Fentanyl injuries on the rise
Accidental exposure to fentanyl patches by children aged under five years has increased, experts warn.
NPS MedicineWise says prescribing of fentanyl patches, to deliver higher doses of some opiates through the skin as chronic pain relief, has increased in Australia over the last decade, and accidental exposure by young children has increased accordingly.
Health professionals are being reminded of the need to educate people about the appropriate use of and disposal of fentanyl patches.
NPS Medicines line manager, Sarah Spagnardi says “infants and young children are at risk of accidental exposure to the opioid patches by touching and tasting. The patches are dangerous if put in the mouth or if they accidentally attach to a child’s skin.”
“Also, the risk of a partially detached patch being transferred from an adult to an infant is high, if young children are held by adults or sleep near each other.”
The risk of adverse effects in children increases with dose and can include convulsions, extreme sleepiness and cardiac arrest.

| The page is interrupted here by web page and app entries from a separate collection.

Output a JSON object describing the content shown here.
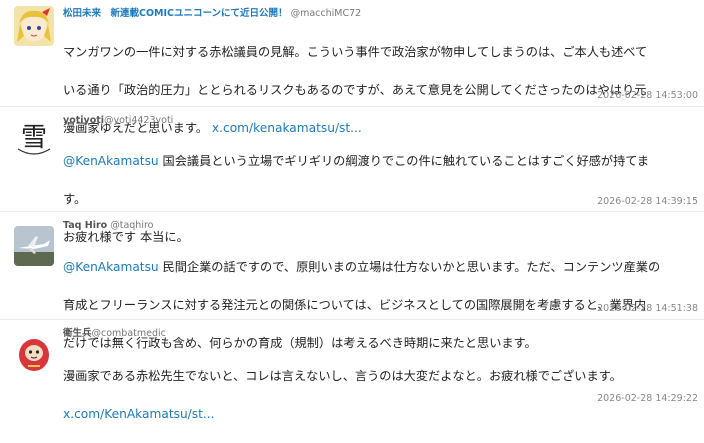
{
  "tweets": [
    {
      "name": "松田未来　新連載COMICユニコーンにて近日公開！",
      "handle": "@macchiMC72",
      "text_line1": "マンガワンの一件に対する赤松議員の見解。こういう事件で政治家が物申してしまうのは、ご本人も述べて",
      "text_line2": "いる通り「政治的圧力」ととられるリスクもあるのですが、あえて意見を公開してくださったのはやはり元",
      "text_line3": "漫画家ゆえだと思います。",
      "link": "x.com/kenakamatsu/st...",
      "timestamp": "2026-02-28 14:53:00"
    },
    {
      "name": "yotiyoti",
      "handle": "@yoti4423yoti",
      "mention": "@KenAkamatsu",
      "text_line1": " 国会議員という立場でギリギリの綱渡りでこの件に触れていることはすごく好感が持てま",
      "text_line2": "す。",
      "text_line3": "お疲れ様です 本当に。",
      "timestamp": "2026-02-28 14:39:15"
    },
    {
      "name": "Taq Hiro",
      "handle": "@taqhiro",
      "mention": "@KenAkamatsu",
      "text_line1": " 民間企業の話ですので、原則いまの立場は仕方ないかと思います。ただ、コンテンツ産業の",
      "text_line2": "育成とフリーランスに対する発注元との関係については、ビジネスとしての国際展開を考慮すると、業界内",
      "text_line3": "だけでは無く行政も含め、何らかの育成（規制）は考えるべき時期に来たと思います。",
      "timestamp": "2026-02-28 14:51:38"
    },
    {
      "name": "衛生兵",
      "handle": "@combatmedic",
      "text_line1": "漫画家である赤松先生でないと、コレは言えないし、言うのは大変だよなと。お疲れ様でございます。",
      "link": "x.com/KenAkamatsu/st...",
      "timestamp": "2026-02-28 14:29:22"
    }
  ],
  "colors": {
    "link": "#1c7bbf",
    "divider": "#e6ecf0",
    "name_highlight": "#1c7bbf"
  },
  "icons": [
    "avatar-anime-girl",
    "avatar-kanji-rain",
    "avatar-airplane",
    "avatar-daruma"
  ]
}
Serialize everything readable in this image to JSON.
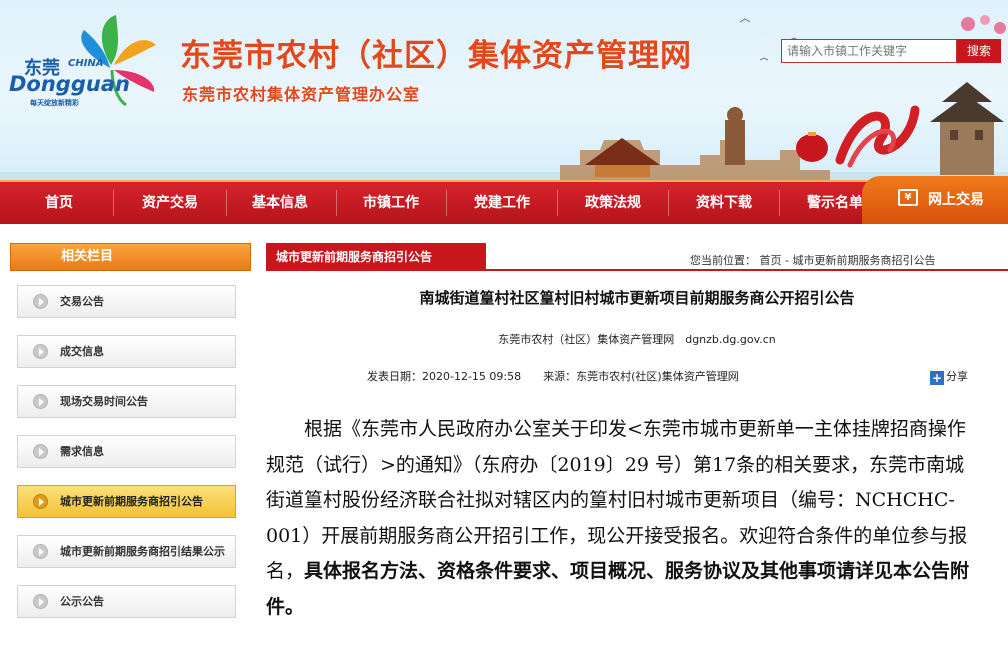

Click here to see the article in NPS health professional publication Health News and Evidence.
Indian firm buys GSK opioids business
Sun Pharmaceutical Industries, India's largest drugmaker by sales has moved to strengthen its pain management portfolio by purchasing GlaxoSmithKline's Australian opiates business.
The business consists of analgesics made from raw materials found in opium poppy plants, and includes two manufacturing sites in the states of Tasmania and Victoria.